Tuesday, March 21, 2017
It is Spring so two things are in the air - pollen and baseball. In the past that meant three practices and two games a week. Now it can mean a lot more. No one likes to lose, but sometimes we get so obsessed with winning that we will make our kids do whatever it takes to win.
For Christians whose kids are involved in ball, being faithful to God, church and playing ball can be a challenge. Many will attend church less until the season is over. Some will just check out all together. If you've decided that you can substitute ball for church and still be a faithful follower of Christ, we disagree and this article isn't for you. But, if you're trying to help your kids take advantage of a great team sport and still be faithful to God and church, read on.
Baseball isn't Satan. It won't turn you or your kids into win-crazed sports junkies. It also isn't the Savior. Sports won't save your kids. You still have to parent and they still need Jesus. If your goal is to live your life on mission for God, the ball field provides you a great mission field. The challenge is to remain committed to Christ and His church, while playing ball. How can you love your kids, help them enjoy a great team sport, and have some great family time while glorifying God and making Him known?
#1 - See the mission field at the ballpark. Life on mission means the mission field is wherever you go. So, build relationships with parents and coaches. Look for spiritual and physical needs and meet them.

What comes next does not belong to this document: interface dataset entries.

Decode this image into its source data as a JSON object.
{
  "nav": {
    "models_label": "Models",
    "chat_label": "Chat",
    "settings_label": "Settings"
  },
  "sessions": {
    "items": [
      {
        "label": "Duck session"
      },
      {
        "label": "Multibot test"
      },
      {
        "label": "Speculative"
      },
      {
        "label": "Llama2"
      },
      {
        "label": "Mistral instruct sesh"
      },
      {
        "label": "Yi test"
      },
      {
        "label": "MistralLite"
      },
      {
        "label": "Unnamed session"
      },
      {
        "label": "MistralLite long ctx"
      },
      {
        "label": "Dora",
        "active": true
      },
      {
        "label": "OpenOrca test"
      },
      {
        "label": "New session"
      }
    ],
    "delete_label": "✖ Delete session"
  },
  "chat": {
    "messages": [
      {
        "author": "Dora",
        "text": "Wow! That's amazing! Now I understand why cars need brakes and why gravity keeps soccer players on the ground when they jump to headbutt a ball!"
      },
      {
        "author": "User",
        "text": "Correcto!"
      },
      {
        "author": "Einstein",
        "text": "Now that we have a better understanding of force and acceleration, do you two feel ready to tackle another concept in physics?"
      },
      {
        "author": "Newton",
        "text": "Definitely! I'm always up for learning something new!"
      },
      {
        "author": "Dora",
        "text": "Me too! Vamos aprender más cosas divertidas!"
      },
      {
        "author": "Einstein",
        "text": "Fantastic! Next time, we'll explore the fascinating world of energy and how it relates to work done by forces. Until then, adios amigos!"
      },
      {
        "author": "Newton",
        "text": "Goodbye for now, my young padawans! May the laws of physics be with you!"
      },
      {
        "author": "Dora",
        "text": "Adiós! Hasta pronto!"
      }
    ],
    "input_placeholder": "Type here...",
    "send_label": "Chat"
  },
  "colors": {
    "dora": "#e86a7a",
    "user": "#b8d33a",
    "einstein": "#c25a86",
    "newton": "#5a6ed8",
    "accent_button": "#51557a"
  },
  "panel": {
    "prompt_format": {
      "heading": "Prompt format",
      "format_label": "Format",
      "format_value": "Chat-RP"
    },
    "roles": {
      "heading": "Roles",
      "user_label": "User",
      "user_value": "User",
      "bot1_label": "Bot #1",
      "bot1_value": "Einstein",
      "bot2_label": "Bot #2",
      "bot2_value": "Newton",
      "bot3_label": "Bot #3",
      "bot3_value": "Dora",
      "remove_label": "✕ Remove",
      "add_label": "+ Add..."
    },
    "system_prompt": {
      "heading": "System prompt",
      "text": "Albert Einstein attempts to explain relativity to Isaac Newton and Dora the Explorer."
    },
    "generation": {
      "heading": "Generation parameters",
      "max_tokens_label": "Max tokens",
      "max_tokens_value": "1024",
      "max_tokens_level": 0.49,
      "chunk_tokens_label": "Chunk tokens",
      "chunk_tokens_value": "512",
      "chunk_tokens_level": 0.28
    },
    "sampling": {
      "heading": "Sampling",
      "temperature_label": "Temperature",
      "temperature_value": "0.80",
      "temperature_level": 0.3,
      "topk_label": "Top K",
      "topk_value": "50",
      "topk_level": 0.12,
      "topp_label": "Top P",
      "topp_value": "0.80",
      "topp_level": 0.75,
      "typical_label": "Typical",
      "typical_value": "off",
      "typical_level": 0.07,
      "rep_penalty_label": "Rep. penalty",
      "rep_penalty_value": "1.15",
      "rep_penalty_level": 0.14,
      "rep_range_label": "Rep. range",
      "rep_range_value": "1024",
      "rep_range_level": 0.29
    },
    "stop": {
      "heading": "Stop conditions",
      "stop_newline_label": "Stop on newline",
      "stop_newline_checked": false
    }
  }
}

Pray with your children for the team, the opponent, and for your coaches. Ask God to show you doors of ministry in those people's lives. Display the love of Christ by serving, coaching, and caring rather than criticizing and cussing the kids, the coaches, and the umps. Share the Gospel and invite people from the field to your church.
#2 - Make God's glory your goal, not making it to all-stars. We've all either seen or been that parent. You know the one; the parent, grandparent, or coach who loses it. We know how poor a witness that is. When God's glory is your priority, you're much less likely to lose it at the ballpark. You will love the kids, support the coach and be a witness to the sufficiency of Christ whether you win or lose. Remember that you aren't going to glorify Christ if you act the fool at the ballpark.
#3 - Enjoy the experience. Whether your kid starts or not, whether your team wins or loses, when the ball field is your mission field, you'll never lose. Every moment is an opportunity to enjoy the life God has given you, enjoy the game, enjoy the people, and display the joy of the Lord.
#4 - Preach the Gospel with your priorities. Some professing Christians will have no problem practicing and playing while their church meets. Will you or will your priorities reflect the priority of worship and the body of Christ? If you're a coach, don't set practices on Wednesdays and don't play on Sundays. If you're a parent, let your kids and their coaches know you won't practice or play when your church is meeting. Don't do it with a holier than thou attitude. Just humbly make your kids and their coaches aware of what's important to you.
Imagine how great the season can be when you live it on mission for God.
Photo Credit: Wildernice/Original uploader was en:User:Barry Bonds at en.wikipedia
Posted by Cyle Clayton at 12:50 PM
Tuesday, March 7, 2017
Approximately half of the world's population lives in countries that restrict or ban the sharing of the Gospel of Jesus Christ, yet we are commanded to take the Gospel to all the world. There is an amazing current opportunity to do that very thing. We can take the Gospel to many, if not most, of those nations without ever leaving the relative comfort of our own nation. And, we can do it face-to-face.
Here's how it works. People from those nations immigrate to this nation all the time. Those immigrants have real needs. While their greatest need is spiritual, they also need to learn the language, navigate the culture, find jobs, and raise families in a strange and foreign land. When they come here, the doors that were shut in their countries are opened.
When an immigrant from a closed country meets and believes in Jesus Christ, and are discipled, they become a missionary to their own people - those living here, and often even those of their own people group living in the nation of their birth.
Here's a story about how Southern Baptists are supporting this kind of evangelism here in North America.
Posted by Cyle Clayton at 12:22 PM
Monday, March 6, 2017
Posted by Cyle Clayton at 10:38 AM